This past summer, I had a project for my Operating System class that required us to write a CPU Scheduling simulator. The teacher wanted us to also write up a nice GUI for it to display the result for each type of CPU Scheduling Algorithm (i.e. first come first served, round robing, etc.). How this should be displayed was left for our own imagination so I immediately began to think about how I would go about constructing it and what it would look like. I also spoke to one other classmate of mine that said I would be ‘wasting‘ my time writing up the GUI on my own when your one can be built for you using your favorite IDE! Although he was right that it would easier to have the IDE generate the code for the GUI, in my opinion this sort of defeated one of the purposes of the project being able to design something from scratch that would relay the results of your simulation.
Now I understand that GUI builders are appropriate in certain situations. For example, when I was learning how to build Windows Forms using Visual Studio I used the built-in form designer to build the GUI’s for my forms as the code that it generates would have taken too much of my time to build on my own. My biggest gripe about having the GUI generated for you was the feeling of loosing control over the code I was writing, and quite frankly this brought a feeling of uneasiness. My feelings were what if there was a bug in the generated code (which if you have ever seen any generated GUI code is quite intimidating)? I felt as if I would be helpless to fix it. Luckily, there were never any bugs in the generated code that I was aware of but I still just had that feeling that this would come back to bite me in the future.
Going back to my original example, my friend was right in that it would take a while to build the GUI for the project. But I was determined to build it by hand no matter the cost (in time and effort). To make sure I didn’t waste my time, I recall how even before I wrote a single line of code for the GUI I spent about an hour or so just visualizing how I wanted the GUI to look like. For example, I wanted internal tabbed windows that would allow the user to view different results for each data set generated. This would satisfy one of the many requirements of the project! Once I had a basic idea (and sketches) of what I wanted to build I then had to familiarize myself with the JFreeChart library and how it would be used in the project! I need to become familiar with this library not only because I had to display bar charts of my results, but also because I wanted to make sure I know how it would fit in the overall design of m original sketches!
The result of my initial planning and many hours of coding in the hot summer days was a pretty nice GUI. It was hard work, but in the end I got exactly what I wanted out of the project (both results and grade wise!). I felt that I had the control needed to make any and every change I needed to do so that I could get a good grade for the project. The original design of the different kinds of objects (i.e. Processes, DataSet, Algorithms, etc.) and how they were displayed in the GUI (built using Swing) was pretty smooth. Every time I came up upon a problem, I was able to easily fix it which is something that I think would have been much more difficult if I had let the IDE generate the GUI code! By the way another reason why I decided to build the GUI by hand was so that I could refresh my memory in building GUI’s in Java.

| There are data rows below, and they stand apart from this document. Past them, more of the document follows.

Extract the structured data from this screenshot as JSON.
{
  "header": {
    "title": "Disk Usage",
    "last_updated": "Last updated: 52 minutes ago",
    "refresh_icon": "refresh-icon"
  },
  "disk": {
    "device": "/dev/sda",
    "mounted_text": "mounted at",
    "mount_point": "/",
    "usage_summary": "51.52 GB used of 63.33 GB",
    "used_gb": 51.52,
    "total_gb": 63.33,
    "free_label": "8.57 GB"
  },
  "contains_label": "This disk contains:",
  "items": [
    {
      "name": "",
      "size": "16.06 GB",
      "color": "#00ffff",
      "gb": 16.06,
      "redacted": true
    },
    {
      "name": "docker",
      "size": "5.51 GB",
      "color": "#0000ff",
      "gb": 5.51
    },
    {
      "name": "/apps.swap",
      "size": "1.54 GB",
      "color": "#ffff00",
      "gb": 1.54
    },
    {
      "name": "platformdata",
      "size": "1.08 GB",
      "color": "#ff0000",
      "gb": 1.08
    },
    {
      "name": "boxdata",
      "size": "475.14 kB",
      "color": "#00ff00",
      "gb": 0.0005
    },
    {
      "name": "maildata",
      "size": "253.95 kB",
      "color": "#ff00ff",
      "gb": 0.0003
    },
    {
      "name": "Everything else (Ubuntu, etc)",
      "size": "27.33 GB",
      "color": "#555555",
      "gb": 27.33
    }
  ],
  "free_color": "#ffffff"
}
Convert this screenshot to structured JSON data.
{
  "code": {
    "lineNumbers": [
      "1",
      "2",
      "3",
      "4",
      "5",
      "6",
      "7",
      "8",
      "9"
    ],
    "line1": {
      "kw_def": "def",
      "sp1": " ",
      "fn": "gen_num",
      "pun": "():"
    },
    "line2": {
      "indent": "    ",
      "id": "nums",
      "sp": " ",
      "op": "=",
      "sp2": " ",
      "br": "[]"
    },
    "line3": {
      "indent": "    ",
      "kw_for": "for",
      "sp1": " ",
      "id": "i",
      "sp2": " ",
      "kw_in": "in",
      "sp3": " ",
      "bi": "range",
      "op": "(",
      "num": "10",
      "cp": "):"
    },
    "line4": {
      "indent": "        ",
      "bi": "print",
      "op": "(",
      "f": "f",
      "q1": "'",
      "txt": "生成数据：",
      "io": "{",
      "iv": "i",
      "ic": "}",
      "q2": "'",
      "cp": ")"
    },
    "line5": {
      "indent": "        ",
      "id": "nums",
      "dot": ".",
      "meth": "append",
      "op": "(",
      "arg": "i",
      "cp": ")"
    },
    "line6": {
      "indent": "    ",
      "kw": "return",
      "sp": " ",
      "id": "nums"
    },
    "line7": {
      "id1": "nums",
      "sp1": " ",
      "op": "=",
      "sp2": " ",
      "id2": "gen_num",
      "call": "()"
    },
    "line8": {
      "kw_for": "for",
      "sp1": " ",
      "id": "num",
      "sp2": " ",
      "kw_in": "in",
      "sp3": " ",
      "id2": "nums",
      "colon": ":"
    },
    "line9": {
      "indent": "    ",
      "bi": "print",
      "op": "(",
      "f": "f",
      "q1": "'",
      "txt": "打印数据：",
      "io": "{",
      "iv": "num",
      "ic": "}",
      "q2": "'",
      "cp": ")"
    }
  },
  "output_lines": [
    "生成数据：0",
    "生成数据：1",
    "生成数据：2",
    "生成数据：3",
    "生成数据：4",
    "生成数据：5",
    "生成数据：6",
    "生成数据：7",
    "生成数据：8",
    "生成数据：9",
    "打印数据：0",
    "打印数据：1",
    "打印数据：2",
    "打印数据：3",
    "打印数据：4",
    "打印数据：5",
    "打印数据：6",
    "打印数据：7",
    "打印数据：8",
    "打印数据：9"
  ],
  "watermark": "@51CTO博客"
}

It was quite fun experience and I am glad I went this route for this project!
Note: I am not saying that GUI builders are a bad thing, but there are times when one must ask him/her self whether or not it’s wise to build it on your own or have the GUI be built by your favorite IDE. Each circumstance is different I assume, and different criteria should be used to decided to either use a GUI builder or not.